After months of bloggers foaming at the mouth, Apple have finally scheduled a press conference for January 27th, to unveil their “latest creation”. The iSlate, as it’s rumoured to be called, at it’s best could revolutionise the way we read newspapers and books, the way we interact with social media, and simultaneously save the dying newspaper industry.
While all this is unlikely, the iSlate still poses intriguing questions about where the future of publishing and media is headed. We’re increasingly dependent on having access to news 24 hours a day. The news and media junkies amongst us aren’t content with reading what happened yesterday in the morning paper. We want to get updates on world events as they unfold, with live analysis and documentation. The emergence of smartphones (see previous blog post) has further enabled us to have access to news wherever we are.

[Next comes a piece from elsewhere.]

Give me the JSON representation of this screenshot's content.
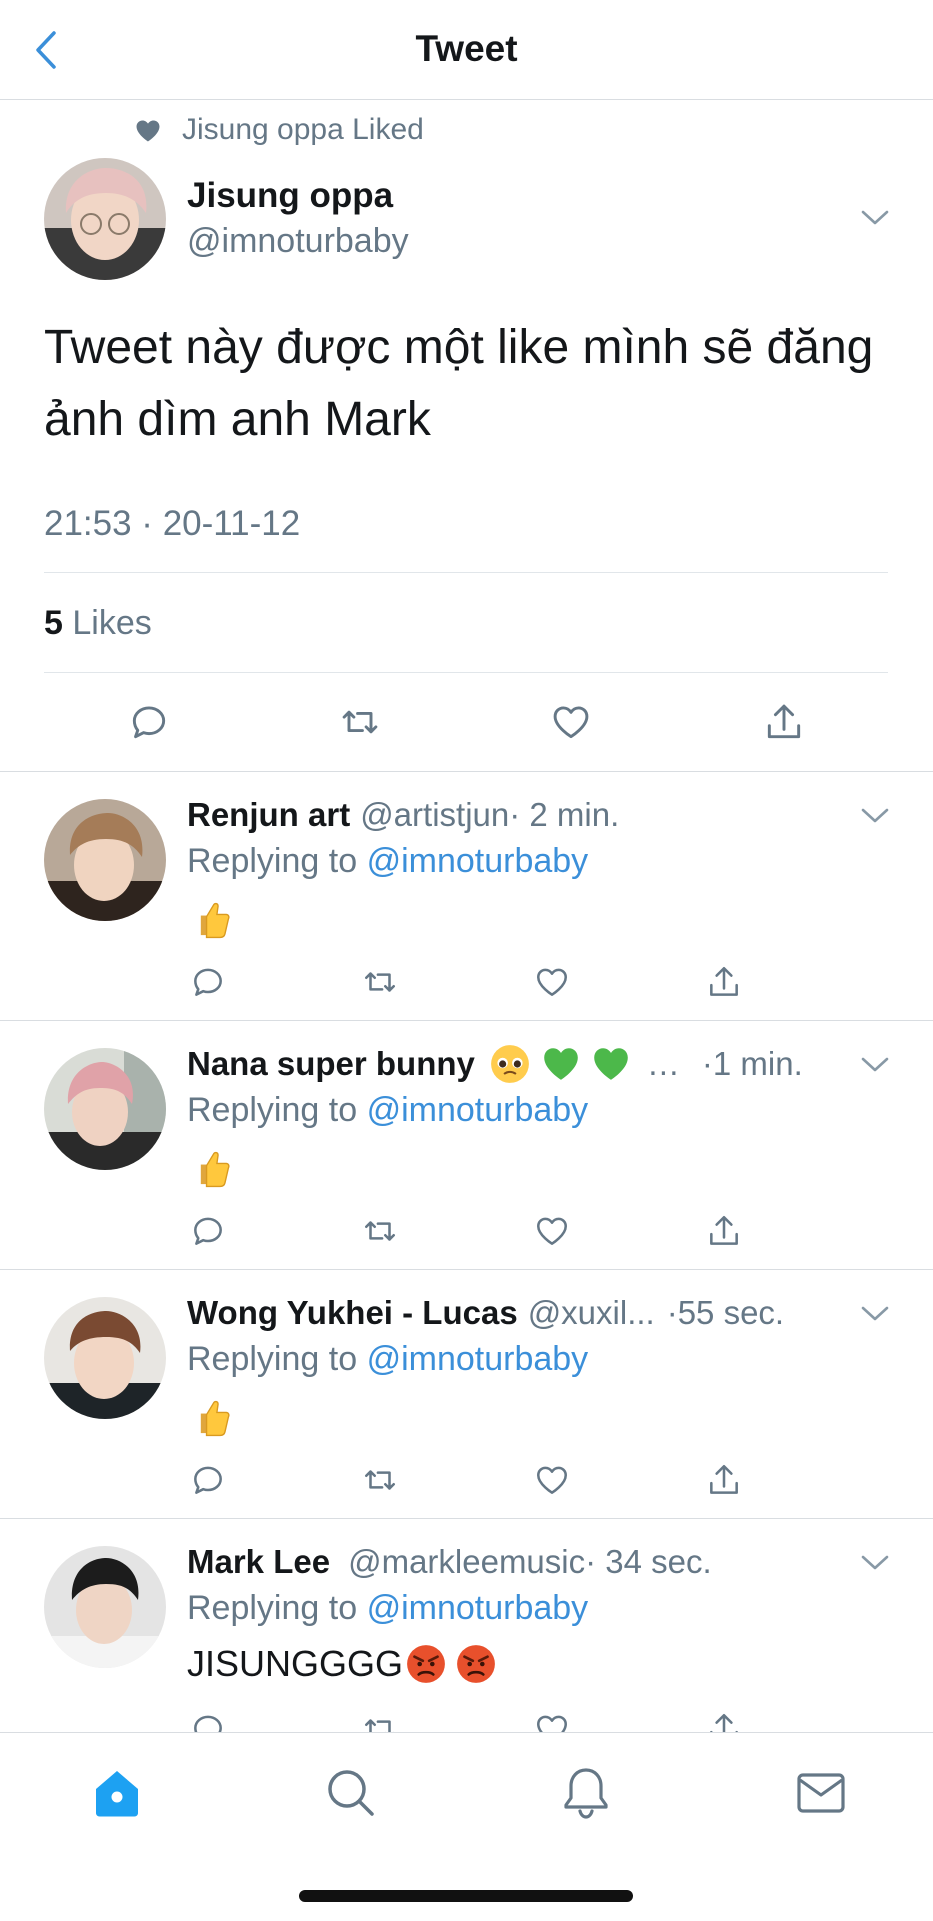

So, what can we expect from the iSlate? My estimate is a mix of ingenious social networking applications, the ability to read newspapers and books with remarkable clarity, a wide range of TV, music and film applications, as well as all the normal iPhone perks. The New York Times is currently on the cusp of announcing an online paywall akin to the Financial Times’, and there’s speculation that the announcement will coincide with Apple’s own unveiling. If publishers and newspapers sign deals with Apple, it’s sure to bring in some extra revenue to keep news corporations afloat for awhile longer as they try to figure out how to make journalism pay.
It’s interesting how Apple’s marketing team approach all upcoming releases. Everything is clandestine until the very last minute, with only select bits of information leaked to the public. As a result the rumour-mill goes into overdrive, pre-release hype reaches a zenith and Apple clean up at the sales. For all the abuse hurled Apple’s way (smug, overpriced, style over substance) they have a loyalty in their fanbase that other companies only dream of. One can’t imagine the same amount of column inches and middle-class chatter dedicated to the release of the latest version of Windows.
At the moment, Apple are reported to be in talks with several mobile phone operators in the UK to close a contract deal. It’s expected to offer the same kind of service that mobile networks offer for mobile broadband deals, offering discounted products at the expense of a long term contract. Price speculations are wavering around the $1000 mark, which means that we’re likely to get a price close to the basic Macbook here in the UK. Currently, I don’t see any point in owning a smartphone, a powerful laptop, and the iSlate. Nonetheless if you just like using your phone to just phone people (what a bizarre idea!) then I think the iSlate would be a worthwhile investment.
Anyway, it doesn’t matter what I think. We’ve got a week to go until the announcement, after which Steve Jobs’ plan on world domination will be complete.
Still, better him than Simon Cowell.